- Task to carry out:
An exact copy of every record is required.

Recorded data

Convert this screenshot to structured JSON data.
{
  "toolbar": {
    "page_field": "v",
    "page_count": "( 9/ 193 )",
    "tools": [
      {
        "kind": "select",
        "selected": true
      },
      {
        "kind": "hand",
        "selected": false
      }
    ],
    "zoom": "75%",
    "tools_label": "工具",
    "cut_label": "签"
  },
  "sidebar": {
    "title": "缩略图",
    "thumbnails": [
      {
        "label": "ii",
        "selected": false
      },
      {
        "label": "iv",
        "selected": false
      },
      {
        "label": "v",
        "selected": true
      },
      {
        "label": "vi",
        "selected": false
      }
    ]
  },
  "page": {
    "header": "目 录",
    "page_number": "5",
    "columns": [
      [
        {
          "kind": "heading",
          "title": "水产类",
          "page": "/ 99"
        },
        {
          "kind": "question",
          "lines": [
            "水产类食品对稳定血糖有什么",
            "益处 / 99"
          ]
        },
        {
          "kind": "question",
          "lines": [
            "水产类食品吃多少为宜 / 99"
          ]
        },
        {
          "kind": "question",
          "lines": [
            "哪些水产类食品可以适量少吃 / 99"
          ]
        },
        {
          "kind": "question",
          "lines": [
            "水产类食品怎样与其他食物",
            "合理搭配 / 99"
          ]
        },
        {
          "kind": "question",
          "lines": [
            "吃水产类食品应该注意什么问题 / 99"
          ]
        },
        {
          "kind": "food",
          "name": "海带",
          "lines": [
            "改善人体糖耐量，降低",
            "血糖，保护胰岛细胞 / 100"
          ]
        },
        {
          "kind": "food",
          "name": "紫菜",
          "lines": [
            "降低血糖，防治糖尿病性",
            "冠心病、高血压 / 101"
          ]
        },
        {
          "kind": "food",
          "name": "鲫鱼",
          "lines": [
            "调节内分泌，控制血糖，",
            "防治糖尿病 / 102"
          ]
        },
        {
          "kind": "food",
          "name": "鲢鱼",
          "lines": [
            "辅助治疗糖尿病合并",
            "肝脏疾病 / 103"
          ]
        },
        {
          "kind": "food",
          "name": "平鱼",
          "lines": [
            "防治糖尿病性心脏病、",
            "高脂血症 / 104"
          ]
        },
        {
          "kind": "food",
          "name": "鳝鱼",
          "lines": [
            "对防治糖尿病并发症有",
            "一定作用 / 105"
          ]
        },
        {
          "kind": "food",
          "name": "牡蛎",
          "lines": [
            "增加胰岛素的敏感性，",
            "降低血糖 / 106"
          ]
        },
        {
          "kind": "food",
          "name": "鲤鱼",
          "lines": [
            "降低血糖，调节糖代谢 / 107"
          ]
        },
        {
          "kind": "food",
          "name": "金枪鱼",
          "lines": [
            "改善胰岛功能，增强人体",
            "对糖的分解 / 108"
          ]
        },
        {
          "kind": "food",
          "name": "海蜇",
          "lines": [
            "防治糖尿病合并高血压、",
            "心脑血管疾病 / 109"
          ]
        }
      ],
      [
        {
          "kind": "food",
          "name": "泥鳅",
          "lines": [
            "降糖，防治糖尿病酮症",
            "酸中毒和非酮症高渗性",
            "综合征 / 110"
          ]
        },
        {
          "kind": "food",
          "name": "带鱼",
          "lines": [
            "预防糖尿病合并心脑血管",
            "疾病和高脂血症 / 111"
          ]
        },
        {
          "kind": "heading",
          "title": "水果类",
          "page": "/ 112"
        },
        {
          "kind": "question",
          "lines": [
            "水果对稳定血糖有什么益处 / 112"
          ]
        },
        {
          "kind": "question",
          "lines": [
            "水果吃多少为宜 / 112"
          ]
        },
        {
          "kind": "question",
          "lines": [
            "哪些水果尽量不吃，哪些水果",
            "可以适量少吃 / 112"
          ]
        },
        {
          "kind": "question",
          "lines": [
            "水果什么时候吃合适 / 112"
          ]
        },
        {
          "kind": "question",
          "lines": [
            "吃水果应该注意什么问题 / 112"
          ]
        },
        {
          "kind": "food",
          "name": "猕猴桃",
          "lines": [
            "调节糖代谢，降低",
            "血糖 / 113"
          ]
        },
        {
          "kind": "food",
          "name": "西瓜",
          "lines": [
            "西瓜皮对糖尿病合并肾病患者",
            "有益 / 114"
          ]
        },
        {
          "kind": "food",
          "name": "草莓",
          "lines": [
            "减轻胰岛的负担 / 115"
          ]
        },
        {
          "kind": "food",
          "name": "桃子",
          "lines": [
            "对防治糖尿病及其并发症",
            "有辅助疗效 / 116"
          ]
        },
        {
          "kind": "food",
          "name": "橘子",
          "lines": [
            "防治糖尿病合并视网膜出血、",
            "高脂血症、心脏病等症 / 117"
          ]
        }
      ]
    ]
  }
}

- Answer box:
Convert this screenshot to structured JSON data.
{
  "toolbar": {
    "page_field": "v",
    "page_count": "( 9/ 193 )",
    "tools": [
      {
        "kind": "select",
        "selected": true
      },
      {
        "kind": "hand",
        "selected": false
      }
    ],
    "zoom": "75%",
    "tools_label": "工具",
    "cut_label": "签"
  },
  "sidebar": {
    "title": "缩略图",
    "thumbnails": [
      {
        "label": "ii",
        "selected": false
      },
      {
        "label": "iv",
        "selected": false
      },
      {
        "label": "v",
        "selected": true
      },
      {
        "label": "vi",
        "selected": false
      }
    ]
  },
  "page": {
    "header": "目 录",
    "page_number": "5",
    "columns": [
      [
        {
          "kind": "heading",
          "title": "水产类",
          "page": "/ 99"
        },
        {
          "kind": "question",
          "lines": [
            "水产类食品对稳定血糖有什么",
            "益处 / 99"
          ]
        },
        {
          "kind": "question",
          "lines": [
            "水产类食品吃多少为宜 / 99"
          ]
        },
        {
          "kind": "question",
          "lines": [
            "哪些水产类食品可以适量少吃 / 99"
          ]
        },
        {
          "kind": "question",
          "lines": [
            "水产类食品怎样与其他食物",
            "合理搭配 / 99"
          ]
        },
        {
          "kind": "question",
          "lines": [
            "吃水产类食品应该注意什么问题 / 99"
          ]
        },
        {
          "kind": "food",
          "name": "海带",
          "lines": [
            "改善人体糖耐量，降低",
            "血糖，保护胰岛细胞 / 100"
          ]
        },
        {
          "kind": "food",
          "name": "紫菜",
          "lines": [
            "降低血糖，防治糖尿病性",
            "冠心病、高血压 / 101"
          ]
        },
        {
          "kind": "food",
          "name": "鲫鱼",
          "lines": [
            "调节内分泌，控制血糖，",
            "防治糖尿病 / 102"
          ]
        },
        {
          "kind": "food",
          "name": "鲢鱼",
          "lines": [
            "辅助治疗糖尿病合并",
            "肝脏疾病 / 103"
          ]
        },
        {
          "kind": "food",
          "name": "平鱼",
          "lines": [
            "防治糖尿病性心脏病、",
            "高脂血症 / 104"
          ]
        },
        {
          "kind": "food",
          "name": "鳝鱼",
          "lines": [
            "对防治糖尿病并发症有",
            "一定作用 / 105"
          ]
        },
        {
          "kind": "food",
          "name": "牡蛎",
          "lines": [
            "增加胰岛素的敏感性，",
            "降低血糖 / 106"
          ]
        },
        {
          "kind": "food",
          "name": "鲤鱼",
          "lines": [
            "降低血糖，调节糖代谢 / 107"
          ]
        },
        {
          "kind": "food",
          "name": "金枪鱼",
          "lines": [
            "改善胰岛功能，增强人体",
            "对糖的分解 / 108"
          ]
        },
        {
          "kind": "food",
          "name": "海蜇",
          "lines": [
            "防治糖尿病合并高血压、",
            "心脑血管疾病 / 109"
          ]
        }
      ],
      [
        {
          "kind": "food",
          "name": "泥鳅",
          "lines": [
            "降糖，防治糖尿病酮症",
            "酸中毒和非酮症高渗性",
            "综合征 / 110"
          ]
        },
        {
          "kind": "food",
          "name": "带鱼",
          "lines": [
            "预防糖尿病合并心脑血管",
            "疾病和高脂血症 / 111"
          ]
        },
        {
          "kind": "heading",
          "title": "水果类",
          "page": "/ 112"
        },
        {
          "kind": "question",
          "lines": [
            "水果对稳定血糖有什么益处 / 112"
          ]
        },
        {
          "kind": "question",
          "lines": [
            "水果吃多少为宜 / 112"
          ]
        },
        {
          "kind": "question",
          "lines": [
            "哪些水果尽量不吃，哪些水果",
            "可以适量少吃 / 112"
          ]
        },
        {
          "kind": "question",
          "lines": [
            "水果什么时候吃合适 / 112"
          ]
        },
        {
          "kind": "question",
          "lines": [
            "吃水果应该注意什么问题 / 112"
          ]
        },
        {
          "kind": "food",
          "name": "猕猴桃",
          "lines": [
            "调节糖代谢，降低",
            "血糖 / 113"
          ]
        },
        {
          "kind": "food",
          "name": "西瓜",
          "lines": [
            "西瓜皮对糖尿病合并肾病患者",
            "有益 / 114"
          ]
        },
        {
          "kind": "food",
          "name": "草莓",
          "lines": [
            "减轻胰岛的负担 / 115"
          ]
        },
        {
          "kind": "food",
          "name": "桃子",
          "lines": [
            "对防治糖尿病及其并发症",
            "有辅助疗效 / 116"
          ]
        },
        {
          "kind": "food",
          "name": "橘子",
          "lines": [
            "防治糖尿病合并视网膜出血、",
            "高脂血症、心脏病等症 / 117"
          ]
        }
      ]
    ]
  }
}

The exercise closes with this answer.